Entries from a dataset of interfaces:
· · · · · · ·

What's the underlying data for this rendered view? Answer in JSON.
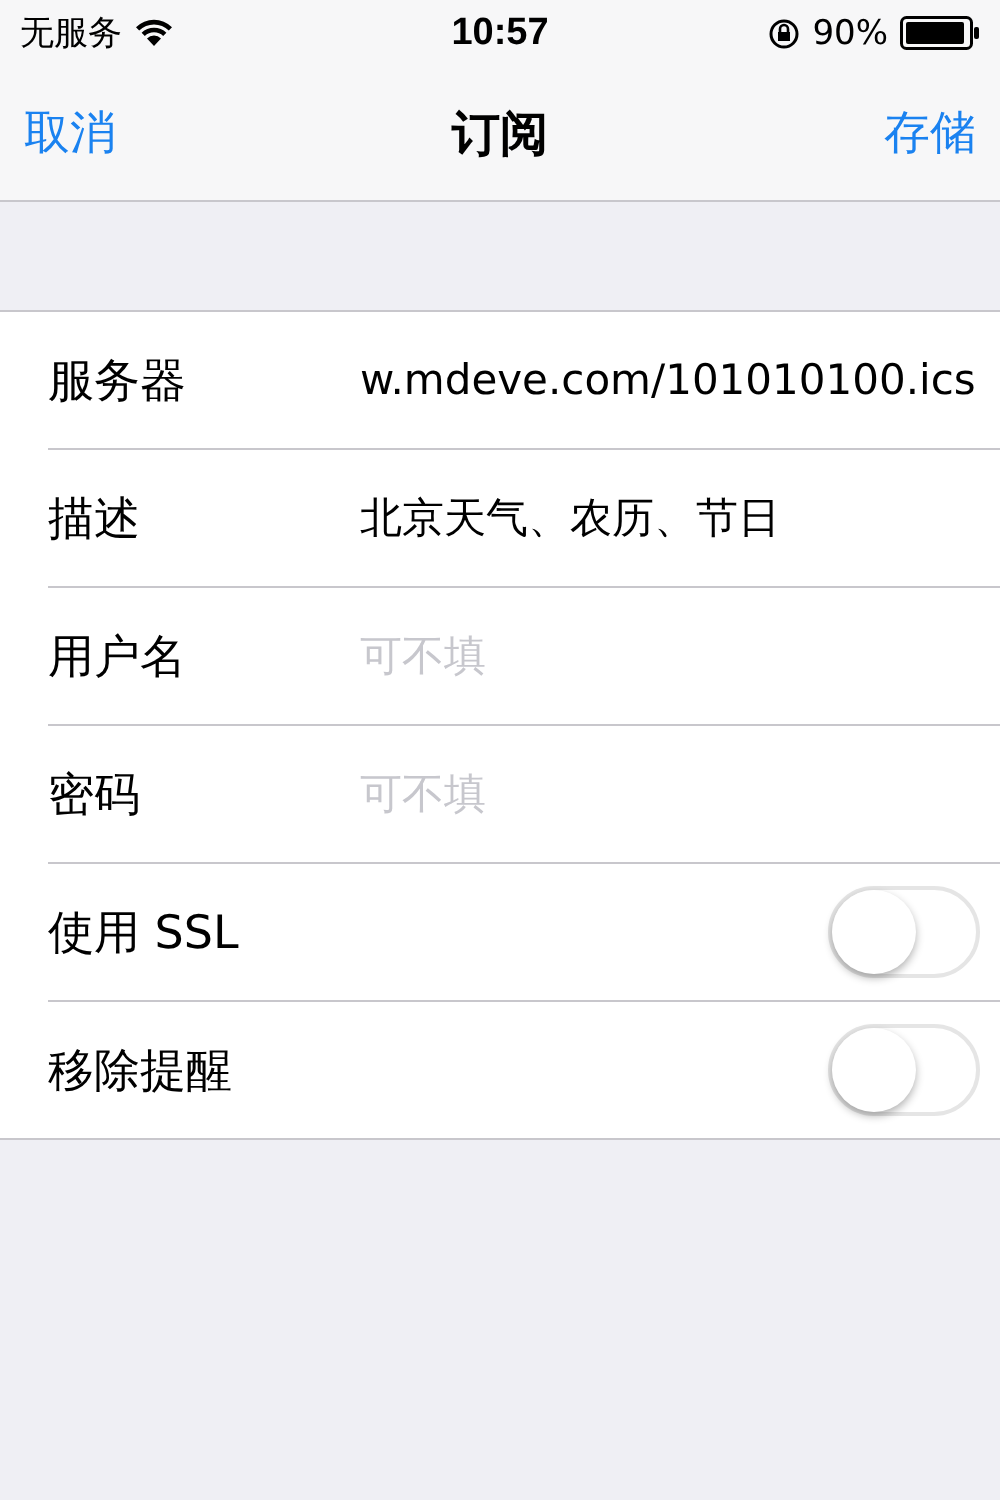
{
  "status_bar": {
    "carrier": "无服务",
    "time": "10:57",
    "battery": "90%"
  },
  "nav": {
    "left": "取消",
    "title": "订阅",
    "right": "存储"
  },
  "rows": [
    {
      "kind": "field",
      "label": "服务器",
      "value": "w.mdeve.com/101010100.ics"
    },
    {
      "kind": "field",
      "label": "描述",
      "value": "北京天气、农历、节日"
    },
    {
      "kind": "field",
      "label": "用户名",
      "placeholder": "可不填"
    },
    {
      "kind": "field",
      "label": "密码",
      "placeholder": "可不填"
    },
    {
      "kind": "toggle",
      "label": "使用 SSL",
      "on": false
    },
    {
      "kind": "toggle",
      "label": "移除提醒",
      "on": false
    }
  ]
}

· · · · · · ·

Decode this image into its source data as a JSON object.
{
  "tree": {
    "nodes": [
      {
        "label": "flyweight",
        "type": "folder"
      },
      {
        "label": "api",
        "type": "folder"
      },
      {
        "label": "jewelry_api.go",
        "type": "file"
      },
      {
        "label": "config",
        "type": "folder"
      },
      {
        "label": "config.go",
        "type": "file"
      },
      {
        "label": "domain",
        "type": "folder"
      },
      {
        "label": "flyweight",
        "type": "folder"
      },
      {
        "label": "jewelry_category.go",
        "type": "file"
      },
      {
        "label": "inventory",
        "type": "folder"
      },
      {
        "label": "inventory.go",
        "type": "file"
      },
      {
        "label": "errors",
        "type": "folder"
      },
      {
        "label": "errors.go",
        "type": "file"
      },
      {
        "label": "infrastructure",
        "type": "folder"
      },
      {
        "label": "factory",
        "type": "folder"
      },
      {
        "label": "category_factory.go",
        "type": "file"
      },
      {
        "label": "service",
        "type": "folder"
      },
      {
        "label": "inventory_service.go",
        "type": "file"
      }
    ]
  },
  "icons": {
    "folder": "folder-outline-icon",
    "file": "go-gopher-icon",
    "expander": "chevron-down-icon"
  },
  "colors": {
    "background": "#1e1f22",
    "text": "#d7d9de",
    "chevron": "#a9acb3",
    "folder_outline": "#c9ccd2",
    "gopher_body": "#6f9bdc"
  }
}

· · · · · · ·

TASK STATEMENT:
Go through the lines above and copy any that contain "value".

RESPONSE FOR THIS EXERCISE:
      "value": "w.mdeve.com/101010100.ics"
      "value": "北京天气、农历、节日"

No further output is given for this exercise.